A Sister was dying at Port Augusta. She was putting out a crude kerosene lamp in the church after evening devotions. The lamp burst and in a moment the poor Sister was in flames. She lingered for three or four days in great agony and each day kept asking for Mother Mary. (p. 7) Mother Mary was in Adelaide when she received the news that two of her children were dying and were calling for her. She started at once but found that the last train had left; also the boat. She hired a coach from one town to another undertaking the long journey by the quickest way through the rough bush country. It was over 300 miles but she came along without any unnecessary stopping until she reached Happy Valley about thirty miles from Port Augusta. (p. 21) She made fruitless efforts to get driven on; several farmers were in with their wheat, but all shook their sage heads at the prospect of driving to Port Augusta. They adjourned to the hotel and were having refreshments when Mother Mary walked in and said: “Gentlemen, my sister who is dying at Port Augusta, is constantly asking for me. If one of you will lend me a horse, I will ride there.” Chivalry was not quite dead in those Celtic hearts. Two or three jumped up…and drove her on that afternoon where she was in time to console the last moments of the dying Sister.–Srs. Patricia Campbell and Stanislaus Punyer (p. 7)
On one occasion I threw out a very small crust of bread with some other scraps. Mother saw me from her place at table and she picked it up after I had gone out–I was out all day and that evening at tea Mother came into the refectory with the crust and quietly put it on my plate and told me to eat it, that food was too good for a wasteful novice. I do not think I have ever wasted a crumb of food since, and I really think that is why I cannot bear to see it wasted.–Sr. Sabina Lynch (p. 36)
I remember her on one occasion visiting one of our convents where I happened to be a member of the community. The house was in a dilapidated condition and our food was poor and insufficient. In wet weather the rain poured into every room–the oratory where we had the privilege of having the Blessed Sacrament was the best room, and even there the roof leaked sometimes. When Mother Mary came and saw how we were placed she sat down and cried–but they were tears of joy not sorrow: “Sisters,” she said, “here I find you all well and very happy–good and generous–bearing your privations with a spirit of contentment and peace though I know you are often cold and hungry.”–Sr. Ethelburga Job (p. 64)

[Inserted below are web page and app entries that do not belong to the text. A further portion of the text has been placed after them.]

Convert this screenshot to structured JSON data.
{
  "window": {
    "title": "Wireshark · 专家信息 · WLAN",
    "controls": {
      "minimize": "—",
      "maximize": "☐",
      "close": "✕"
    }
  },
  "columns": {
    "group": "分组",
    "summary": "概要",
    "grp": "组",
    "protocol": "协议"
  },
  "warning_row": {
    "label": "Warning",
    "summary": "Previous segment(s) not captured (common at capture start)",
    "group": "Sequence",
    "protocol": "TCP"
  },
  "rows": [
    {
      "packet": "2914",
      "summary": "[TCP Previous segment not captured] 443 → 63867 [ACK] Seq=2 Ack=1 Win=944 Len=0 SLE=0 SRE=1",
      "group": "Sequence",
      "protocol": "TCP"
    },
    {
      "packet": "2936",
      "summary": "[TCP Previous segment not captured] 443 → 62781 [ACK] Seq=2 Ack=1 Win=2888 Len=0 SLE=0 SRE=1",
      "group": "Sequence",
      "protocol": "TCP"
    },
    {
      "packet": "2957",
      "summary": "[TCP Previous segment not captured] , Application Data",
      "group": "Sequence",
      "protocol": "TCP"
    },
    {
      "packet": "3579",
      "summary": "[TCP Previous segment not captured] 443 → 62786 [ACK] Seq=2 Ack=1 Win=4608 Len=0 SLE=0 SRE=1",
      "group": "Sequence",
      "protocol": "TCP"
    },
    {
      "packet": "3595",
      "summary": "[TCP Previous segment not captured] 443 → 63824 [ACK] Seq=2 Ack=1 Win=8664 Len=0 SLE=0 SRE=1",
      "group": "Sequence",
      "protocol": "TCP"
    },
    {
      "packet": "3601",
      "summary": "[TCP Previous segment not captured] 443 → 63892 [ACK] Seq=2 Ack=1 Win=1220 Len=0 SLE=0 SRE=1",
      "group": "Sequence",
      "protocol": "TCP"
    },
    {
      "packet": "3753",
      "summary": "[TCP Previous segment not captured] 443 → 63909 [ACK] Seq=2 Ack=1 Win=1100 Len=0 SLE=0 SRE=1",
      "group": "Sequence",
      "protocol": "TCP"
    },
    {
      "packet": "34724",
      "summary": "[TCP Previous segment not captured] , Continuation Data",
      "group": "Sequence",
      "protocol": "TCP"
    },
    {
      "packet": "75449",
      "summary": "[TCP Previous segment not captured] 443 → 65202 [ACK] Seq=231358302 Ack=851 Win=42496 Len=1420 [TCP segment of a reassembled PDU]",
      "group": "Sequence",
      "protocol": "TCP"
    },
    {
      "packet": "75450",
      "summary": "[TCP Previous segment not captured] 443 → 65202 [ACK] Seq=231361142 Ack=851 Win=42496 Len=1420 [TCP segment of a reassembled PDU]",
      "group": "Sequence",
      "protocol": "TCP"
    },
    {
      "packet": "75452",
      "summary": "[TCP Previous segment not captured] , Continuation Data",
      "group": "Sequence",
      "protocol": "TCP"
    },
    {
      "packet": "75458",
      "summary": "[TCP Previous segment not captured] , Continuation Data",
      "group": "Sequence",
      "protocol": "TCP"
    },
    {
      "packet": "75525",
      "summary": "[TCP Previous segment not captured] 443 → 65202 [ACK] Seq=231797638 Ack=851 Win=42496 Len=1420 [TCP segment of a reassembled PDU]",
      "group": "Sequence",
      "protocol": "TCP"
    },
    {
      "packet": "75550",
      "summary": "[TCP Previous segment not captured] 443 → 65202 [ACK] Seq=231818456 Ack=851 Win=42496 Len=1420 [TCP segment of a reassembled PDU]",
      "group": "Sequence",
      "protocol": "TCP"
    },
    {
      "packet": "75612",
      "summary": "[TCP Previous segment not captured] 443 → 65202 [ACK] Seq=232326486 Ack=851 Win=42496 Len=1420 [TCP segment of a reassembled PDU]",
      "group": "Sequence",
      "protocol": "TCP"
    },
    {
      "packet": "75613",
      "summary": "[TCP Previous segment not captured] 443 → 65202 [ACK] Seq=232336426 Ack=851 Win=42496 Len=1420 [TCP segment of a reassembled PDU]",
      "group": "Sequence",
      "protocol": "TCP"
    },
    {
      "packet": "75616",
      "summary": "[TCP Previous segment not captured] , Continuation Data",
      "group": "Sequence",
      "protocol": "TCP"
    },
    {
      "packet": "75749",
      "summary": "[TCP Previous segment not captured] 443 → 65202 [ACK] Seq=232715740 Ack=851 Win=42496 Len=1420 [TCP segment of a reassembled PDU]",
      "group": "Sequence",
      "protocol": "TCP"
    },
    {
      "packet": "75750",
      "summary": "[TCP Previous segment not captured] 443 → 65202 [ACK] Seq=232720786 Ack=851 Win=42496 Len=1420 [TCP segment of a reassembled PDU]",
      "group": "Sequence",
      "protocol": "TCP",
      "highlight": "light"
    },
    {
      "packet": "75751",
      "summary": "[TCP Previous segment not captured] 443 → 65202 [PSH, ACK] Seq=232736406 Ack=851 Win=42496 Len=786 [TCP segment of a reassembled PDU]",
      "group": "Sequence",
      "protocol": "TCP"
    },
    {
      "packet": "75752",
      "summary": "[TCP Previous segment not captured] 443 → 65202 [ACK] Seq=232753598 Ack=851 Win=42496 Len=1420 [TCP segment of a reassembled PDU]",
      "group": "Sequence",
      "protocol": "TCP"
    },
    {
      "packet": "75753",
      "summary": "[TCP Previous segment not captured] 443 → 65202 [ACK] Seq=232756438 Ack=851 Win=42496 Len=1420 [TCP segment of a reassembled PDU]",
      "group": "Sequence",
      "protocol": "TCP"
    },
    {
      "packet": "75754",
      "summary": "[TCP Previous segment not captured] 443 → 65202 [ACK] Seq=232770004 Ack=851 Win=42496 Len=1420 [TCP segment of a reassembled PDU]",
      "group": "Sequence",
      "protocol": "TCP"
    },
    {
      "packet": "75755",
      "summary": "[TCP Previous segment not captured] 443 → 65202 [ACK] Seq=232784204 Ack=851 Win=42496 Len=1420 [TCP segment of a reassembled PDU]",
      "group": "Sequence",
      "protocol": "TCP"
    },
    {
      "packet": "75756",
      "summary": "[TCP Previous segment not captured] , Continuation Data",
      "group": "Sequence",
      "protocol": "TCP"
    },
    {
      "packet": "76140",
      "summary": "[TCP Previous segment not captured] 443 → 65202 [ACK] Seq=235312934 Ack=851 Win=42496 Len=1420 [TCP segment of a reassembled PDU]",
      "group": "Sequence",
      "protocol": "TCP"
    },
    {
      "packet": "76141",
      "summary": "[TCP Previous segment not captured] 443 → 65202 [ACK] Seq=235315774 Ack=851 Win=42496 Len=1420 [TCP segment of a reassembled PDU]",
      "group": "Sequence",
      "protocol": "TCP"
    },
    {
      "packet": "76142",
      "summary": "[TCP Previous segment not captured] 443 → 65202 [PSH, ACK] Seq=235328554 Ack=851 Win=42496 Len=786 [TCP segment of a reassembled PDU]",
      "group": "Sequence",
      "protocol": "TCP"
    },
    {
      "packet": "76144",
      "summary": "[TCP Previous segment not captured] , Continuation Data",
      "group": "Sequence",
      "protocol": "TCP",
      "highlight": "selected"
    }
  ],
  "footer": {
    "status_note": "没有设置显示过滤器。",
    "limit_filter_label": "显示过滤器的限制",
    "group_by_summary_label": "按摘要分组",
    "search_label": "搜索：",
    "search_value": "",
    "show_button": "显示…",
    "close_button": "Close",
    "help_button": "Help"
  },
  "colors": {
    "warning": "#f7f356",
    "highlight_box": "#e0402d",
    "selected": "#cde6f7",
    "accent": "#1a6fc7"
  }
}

1 Sr. Lynette Young, RSJ, in the December 2010 newsletter of the Cistercian monks of Tarrawarra.
2 All page numbers are taken from the official biography on Mother Mary, written by the postulator of her cause, Fr. Paul Gardiner, S.J. It is entitled Mary MacKillop, an Extraordinary Australian, and is available from www.marymackillopplace.org.